The pre-conference session, which went well overall, illustrated something that I should have expected but didn't. Public Radio and TV are, at best, distant relatives within the public broadcasting family.
Here's the best image: last night at dinner, I looked around the room and with 50 station and network executives, arranged at large round tables, all of the tables were "segregated." At every table, the TV-identified folks stayed together and the radio people stayed with their colleagues.
It was a small thing, but, to me, symptomatic of how difficult it will be to bring these two groups together for any concerted online strategy.
Much of the reason is social: TV (or radio) execs spend years cultivating realtionships with other TV execs. They work together on issues of common concern. They form friendships at conferences, on various organization boards. They know one another and share a common experience.
Most of us simply find comfort in the presence of people we know and feel ill at ease with "strangers."
All of this, I think, gives additional weight to the view that radio and TV should probably evolve their online strategies separately and meet up somewhere further down the line.
Is that the right approach? I see a few issues that weigh against it: First, aggregation of resources will be a factor in developing a more powerful online presence. TV and radio each have substantial online investments. Their combined online investment (something like $20 million per year) would provide a very strong foundation for an effective effort that could become self-sustaining. Second, we have a lot of joint licensees, and many of those JLs are real players, including WGBH, KQED, OPB, KPBS, and others. To the best of my knowledge, they don't want separate radio/TV web strategies--if they can find a combined presence that makes sense.
Will those issues count for more than what we might call a difference of culture? Don't know.

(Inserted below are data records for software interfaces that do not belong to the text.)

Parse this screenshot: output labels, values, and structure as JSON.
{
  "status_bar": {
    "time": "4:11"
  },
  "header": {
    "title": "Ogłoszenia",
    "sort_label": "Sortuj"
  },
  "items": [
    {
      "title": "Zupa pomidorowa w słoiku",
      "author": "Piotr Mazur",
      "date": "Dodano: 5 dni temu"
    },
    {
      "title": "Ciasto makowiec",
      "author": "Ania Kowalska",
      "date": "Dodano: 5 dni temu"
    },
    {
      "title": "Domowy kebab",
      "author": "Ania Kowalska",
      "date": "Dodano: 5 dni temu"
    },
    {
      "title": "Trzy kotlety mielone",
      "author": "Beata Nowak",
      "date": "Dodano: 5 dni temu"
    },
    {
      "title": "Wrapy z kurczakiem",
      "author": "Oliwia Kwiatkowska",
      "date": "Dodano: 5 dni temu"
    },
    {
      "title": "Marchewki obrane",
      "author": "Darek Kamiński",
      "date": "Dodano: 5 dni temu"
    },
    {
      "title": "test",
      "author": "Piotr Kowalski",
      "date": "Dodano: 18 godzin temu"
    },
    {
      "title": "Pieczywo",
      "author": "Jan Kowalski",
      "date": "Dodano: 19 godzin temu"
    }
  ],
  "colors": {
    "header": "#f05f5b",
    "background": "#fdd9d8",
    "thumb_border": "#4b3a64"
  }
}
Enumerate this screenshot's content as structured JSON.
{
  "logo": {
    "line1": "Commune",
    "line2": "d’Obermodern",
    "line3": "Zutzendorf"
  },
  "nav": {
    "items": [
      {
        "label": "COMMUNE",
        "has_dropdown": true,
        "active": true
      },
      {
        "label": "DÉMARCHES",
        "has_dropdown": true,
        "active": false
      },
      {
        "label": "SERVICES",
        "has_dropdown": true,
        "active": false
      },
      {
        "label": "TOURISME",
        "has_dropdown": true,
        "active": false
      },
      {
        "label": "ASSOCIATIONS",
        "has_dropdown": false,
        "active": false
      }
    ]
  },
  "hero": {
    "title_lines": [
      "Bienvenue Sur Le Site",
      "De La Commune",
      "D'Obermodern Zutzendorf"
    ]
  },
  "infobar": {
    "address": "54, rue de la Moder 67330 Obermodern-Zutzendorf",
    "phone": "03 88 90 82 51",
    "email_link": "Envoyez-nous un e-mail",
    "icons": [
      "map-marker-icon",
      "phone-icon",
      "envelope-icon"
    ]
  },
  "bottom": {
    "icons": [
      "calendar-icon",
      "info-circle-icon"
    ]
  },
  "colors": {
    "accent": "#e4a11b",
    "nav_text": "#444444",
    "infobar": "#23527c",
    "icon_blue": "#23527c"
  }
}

I'm sure that this will come up, nore in private conversations than in public debate, here in Seattle.
Talk to you soon, MF